Material to process:
+++

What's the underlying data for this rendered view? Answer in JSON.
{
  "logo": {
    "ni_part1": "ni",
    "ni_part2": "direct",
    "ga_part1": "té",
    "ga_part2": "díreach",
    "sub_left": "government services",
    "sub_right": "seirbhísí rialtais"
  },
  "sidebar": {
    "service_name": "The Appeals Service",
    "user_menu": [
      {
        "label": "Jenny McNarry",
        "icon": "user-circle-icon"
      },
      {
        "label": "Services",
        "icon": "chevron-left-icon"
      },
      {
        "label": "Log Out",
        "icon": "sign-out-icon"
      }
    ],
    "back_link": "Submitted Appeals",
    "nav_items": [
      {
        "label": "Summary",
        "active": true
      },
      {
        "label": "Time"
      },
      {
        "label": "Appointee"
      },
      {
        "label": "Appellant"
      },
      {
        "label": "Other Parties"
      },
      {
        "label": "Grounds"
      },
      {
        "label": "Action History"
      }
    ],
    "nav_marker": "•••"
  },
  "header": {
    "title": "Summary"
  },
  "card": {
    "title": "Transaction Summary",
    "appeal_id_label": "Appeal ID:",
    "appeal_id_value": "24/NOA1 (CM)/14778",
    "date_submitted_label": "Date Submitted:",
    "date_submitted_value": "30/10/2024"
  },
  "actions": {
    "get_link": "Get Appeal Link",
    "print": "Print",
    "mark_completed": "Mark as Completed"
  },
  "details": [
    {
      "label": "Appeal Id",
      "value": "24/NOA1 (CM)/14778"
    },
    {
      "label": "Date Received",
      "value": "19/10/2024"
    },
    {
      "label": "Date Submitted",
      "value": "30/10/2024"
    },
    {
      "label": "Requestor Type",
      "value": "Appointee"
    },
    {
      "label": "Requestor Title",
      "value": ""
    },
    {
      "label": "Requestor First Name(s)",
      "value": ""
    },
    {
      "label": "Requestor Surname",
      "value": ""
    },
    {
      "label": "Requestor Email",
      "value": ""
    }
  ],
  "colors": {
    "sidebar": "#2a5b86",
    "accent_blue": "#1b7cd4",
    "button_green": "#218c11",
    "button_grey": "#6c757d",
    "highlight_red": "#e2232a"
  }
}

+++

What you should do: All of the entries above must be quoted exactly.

Exercise answer:
What's the underlying data for this rendered view? Answer in JSON.
{
  "logo": {
    "ni_part1": "ni",
    "ni_part2": "direct",
    "ga_part1": "té",
    "ga_part2": "díreach",
    "sub_left": "government services",
    "sub_right": "seirbhísí rialtais"
  },
  "sidebar": {
    "service_name": "The Appeals Service",
    "user_menu": [
      {
        "label": "Jenny McNarry",
        "icon": "user-circle-icon"
      },
      {
        "label": "Services",
        "icon": "chevron-left-icon"
      },
      {
        "label": "Log Out",
        "icon": "sign-out-icon"
      }
    ],
    "back_link": "Submitted Appeals",
    "nav_items": [
      {
        "label": "Summary",
        "active": true
      },
      {
        "label": "Time"
      },
      {
        "label": "Appointee"
      },
      {
        "label": "Appellant"
      },
      {
        "label": "Other Parties"
      },
      {
        "label": "Grounds"
      },
      {
        "label": "Action History"
      }
    ],
    "nav_marker": "•••"
  },
  "header": {
    "title": "Summary"
  },
  "card": {
    "title": "Transaction Summary",
    "appeal_id_label": "Appeal ID:",
    "appeal_id_value": "24/NOA1 (CM)/14778",
    "date_submitted_label": "Date Submitted:",
    "date_submitted_value": "30/10/2024"
  },
  "actions": {
    "get_link": "Get Appeal Link",
    "print": "Print",
    "mark_completed": "Mark as Completed"
  },
  "details": [
    {
      "label": "Appeal Id",
      "value": "24/NOA1 (CM)/14778"
    },
    {
      "label": "Date Received",
      "value": "19/10/2024"
    },
    {
      "label": "Date Submitted",
      "value": "30/10/2024"
    },
    {
      "label": "Requestor Type",
      "value": "Appointee"
    },
    {
      "label": "Requestor Title",
      "value": ""
    },
    {
      "label": "Requestor First Name(s)",
      "value": ""
    },
    {
      "label": "Requestor Surname",
      "value": ""
    },
    {
      "label": "Requestor Email",
      "value": ""
    }
  ],
  "colors": {
    "sidebar": "#2a5b86",
    "accent_blue": "#1b7cd4",
    "button_green": "#218c11",
    "button_grey": "#6c757d",
    "highlight_red": "#e2232a"
  }
}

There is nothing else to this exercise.